RLST 327, EALL 238, EAST 394
Buddhist Monastic Experience
Is monastic life relevant in contemporary society, where religion is increasingly considered less significant in our secular lives? Can we find valuable aspects of a monastic lifestyle that can be integrated into our daily lives? If so, what are these aspects, and how can we incorporate them? This seminar represents a collaborative effort to gain insight into one of the major monastic traditions: Buddhist monasticism. Throughout this seminar, we delve into various facets of Buddhist monastic life, examining its origins, historical development, monastic identity, rules and regulations, practices, and the dynamics between monastics and the laity. We also explore the tensions that often arise between the ideals of monasticism and the realities it faces in today’s world. As part of this exploration, we embark on an eight-week monastic life project, during which students create their own set of daily rules (precepts), adhere to these rules, engage in meditation and other relevant practices, and establish a regular communal gathering with fellow students.

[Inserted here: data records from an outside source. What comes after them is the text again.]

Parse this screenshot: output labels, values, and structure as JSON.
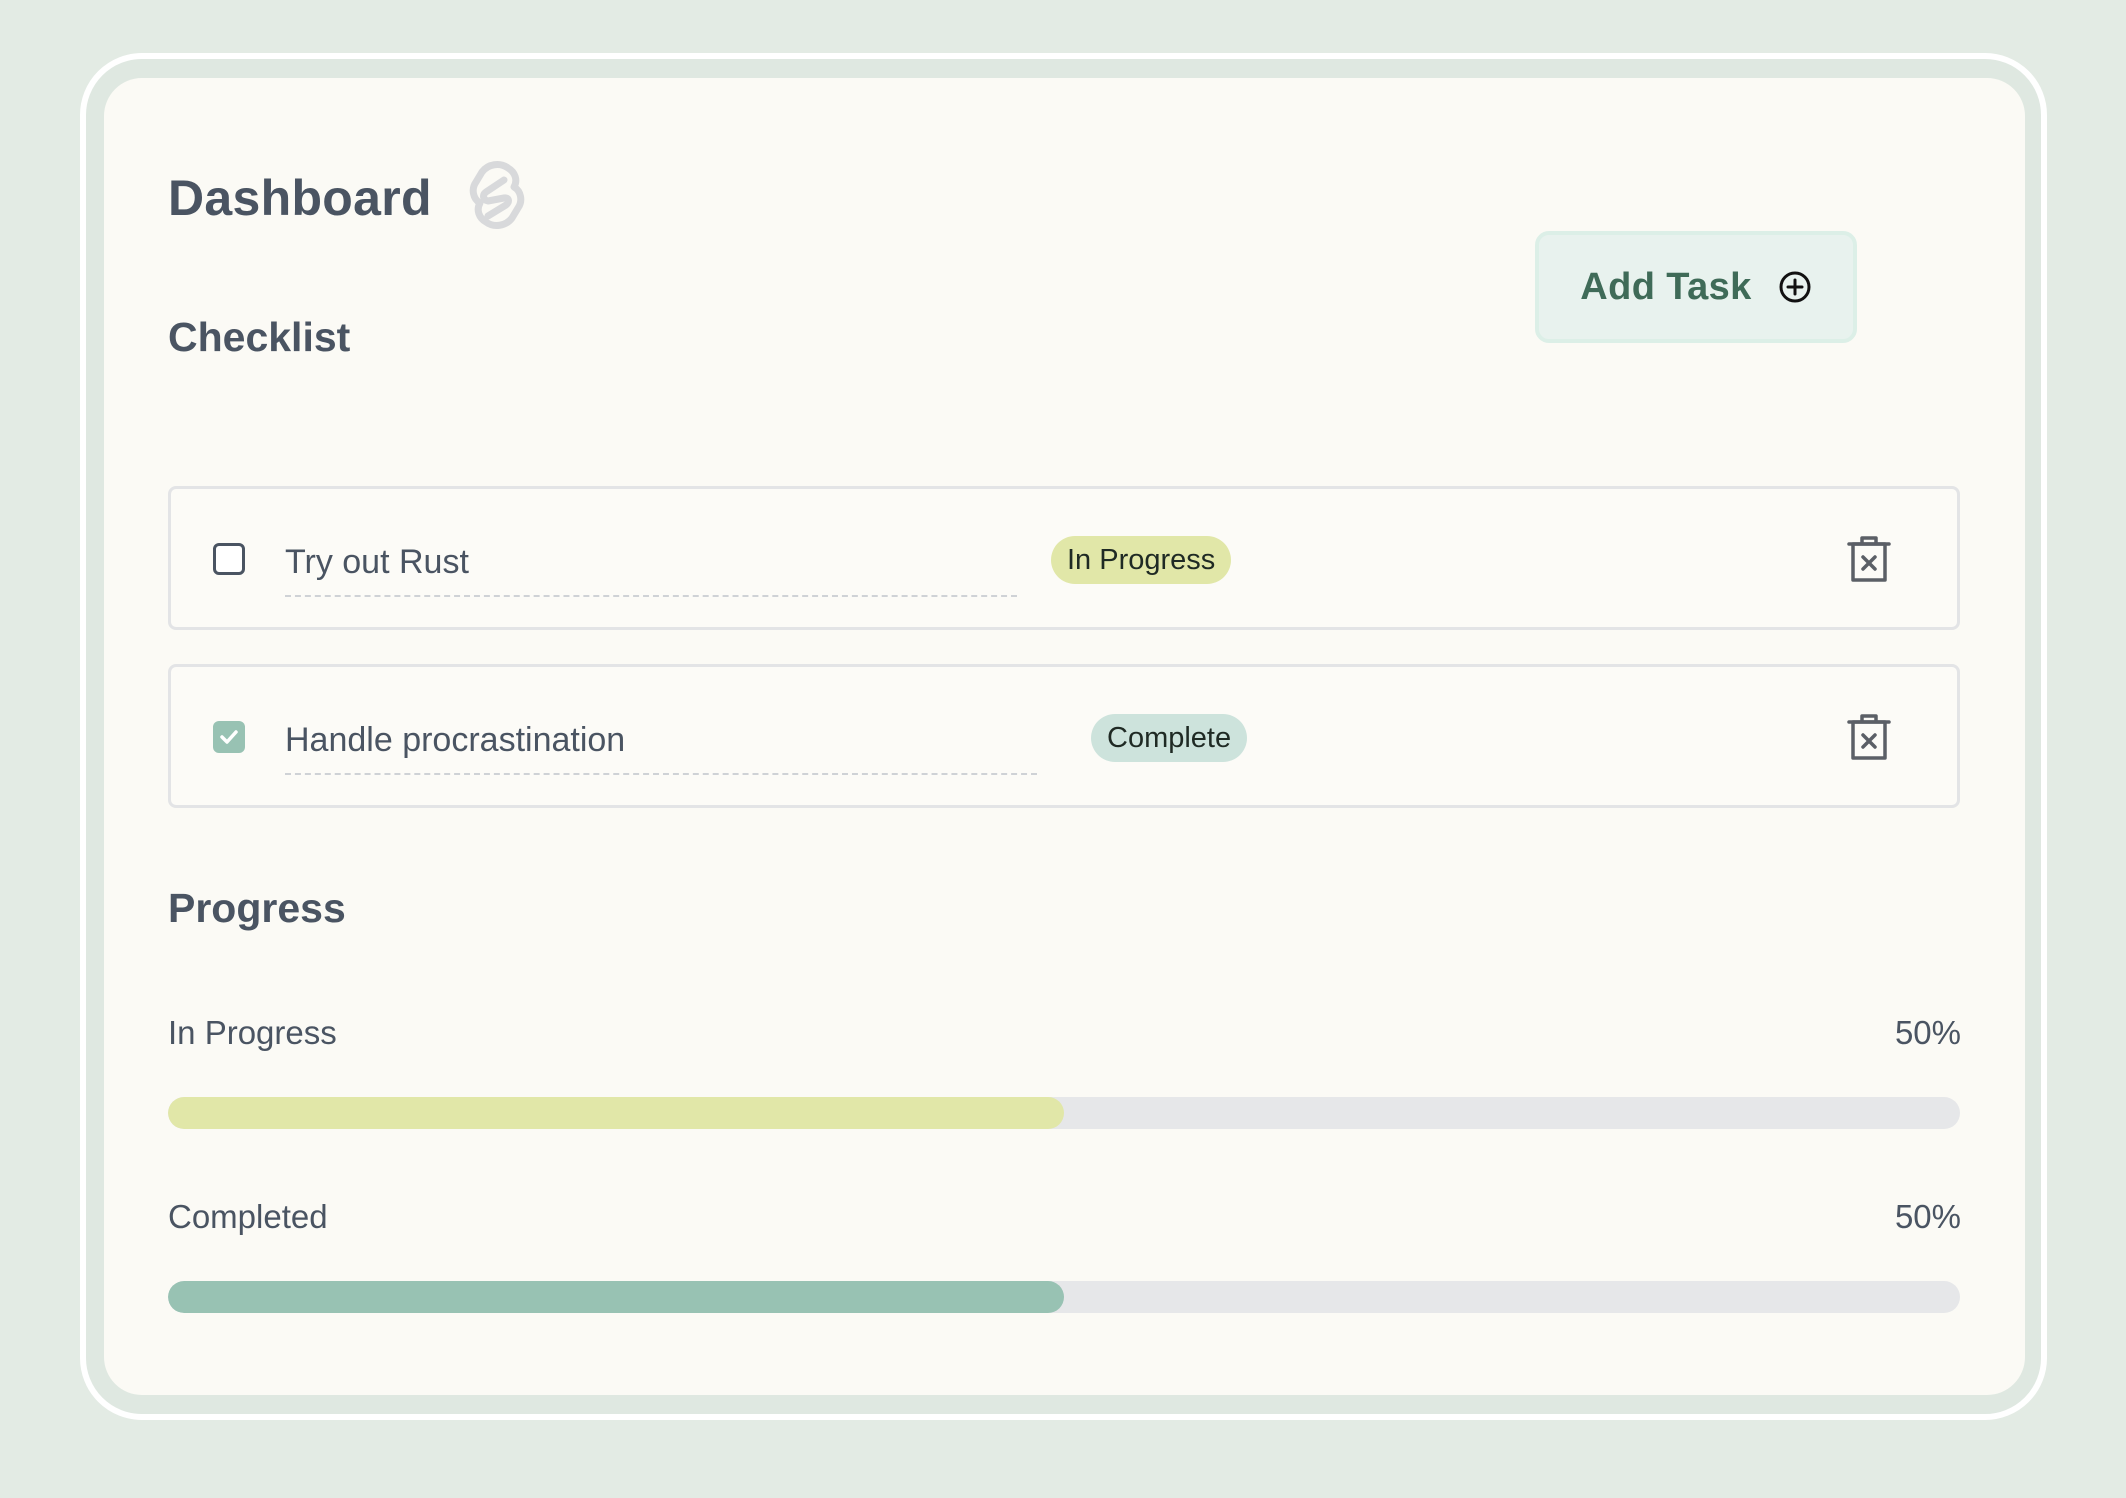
{
  "header": {
    "title": "Dashboard",
    "logo_icon": "svelte-logo-icon"
  },
  "checklist": {
    "title": "Checklist",
    "add_task_label": "Add Task",
    "add_task_icon": "plus-circle-icon",
    "tasks": [
      {
        "text": "Try out Rust",
        "checked": false,
        "status": "In Progress",
        "status_color": "#e1e7a8",
        "delete_icon": "trash-icon"
      },
      {
        "text": "Handle procrastination",
        "checked": true,
        "status": "Complete",
        "status_color": "#cde3dc",
        "delete_icon": "trash-icon"
      }
    ]
  },
  "progress": {
    "title": "Progress",
    "bars": [
      {
        "label": "In Progress",
        "value_text": "50%",
        "fraction": 0.5,
        "color": "#e1e7a8"
      },
      {
        "label": "Completed",
        "value_text": "50%",
        "fraction": 0.5,
        "color": "#98c2b3"
      }
    ]
  },
  "colors": {
    "background": "#e3ebe4",
    "card": "#fbfaf5",
    "text": "#4a5462",
    "accent": "#3f6b58",
    "check": "#98c2b3"
  }
}
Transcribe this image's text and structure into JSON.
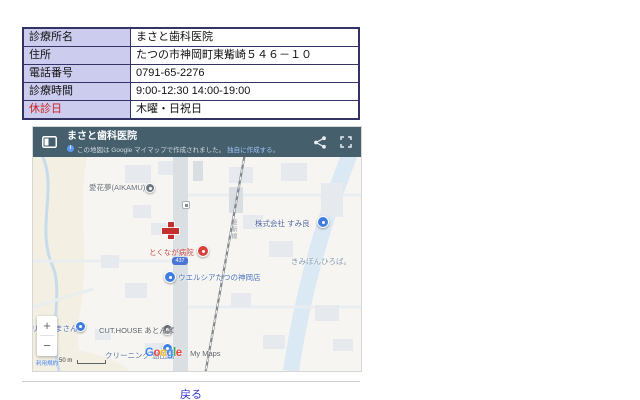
{
  "table": {
    "rows": [
      {
        "label": "診療所名",
        "value": "まさと歯科医院"
      },
      {
        "label": "住所",
        "value": "たつの市神岡町東觜崎５４６－１０"
      },
      {
        "label": "電話番号",
        "value": "0791-65-2276"
      },
      {
        "label": "診療時間",
        "value": "9:00-12:30 14:00-19:00"
      },
      {
        "label": "休診日",
        "value": "木曜・日祝日"
      }
    ]
  },
  "map": {
    "header": {
      "title": "まさと歯科医院",
      "attribution": "この地図は Google マイマップで作成されました。",
      "attribution_link": "独自に作成する。",
      "bg_color": "#455f6d"
    },
    "pois": {
      "aikamu": "愛花夢(AIKAMU)",
      "tokunaga_hospital": "とくなが病院",
      "sumiryo_company": "株式会社 すみ良",
      "kimibon_square": "きみぼんひろば。",
      "welcia": "ウエルシアたつの神岡店",
      "masan_prefix": "リフ",
      "masan": "まさん",
      "cut_house": "CUT.HOUSE あとんば",
      "cleaning_shimada": "クリーニング 島田店",
      "railway_line": "姫新線",
      "route_number": "437"
    },
    "watermark": {
      "letters": [
        "G",
        "o",
        "o",
        "g",
        "l",
        "e"
      ],
      "my_maps": "My Maps"
    },
    "controls": {
      "zoom_in": "+",
      "zoom_out": "−",
      "terms": "利用規約",
      "scale": "50 m"
    }
  },
  "footer": {
    "back_label": "戻る"
  }
}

RLST 598, EAST 511
Modern Korean Buddhism from Sri Lanka to Japan
This course situates modern Korean Buddhism in the global context of the late nineteenth century to the present. Through critical examination of the dynamic relationship between Korean Buddhism and the Buddhisms of key East Asian cities—Shanghai, Tokyo, Taipei, and Lhasa—the course seeks to understand modern East Asian Buddhism in a transnational light. Discussion includes analyzing the impact of Christian missionaries, pan-Asian and global ideologies, colonialism, Communism, capitalism, war, science, hypermodernity, and atheism.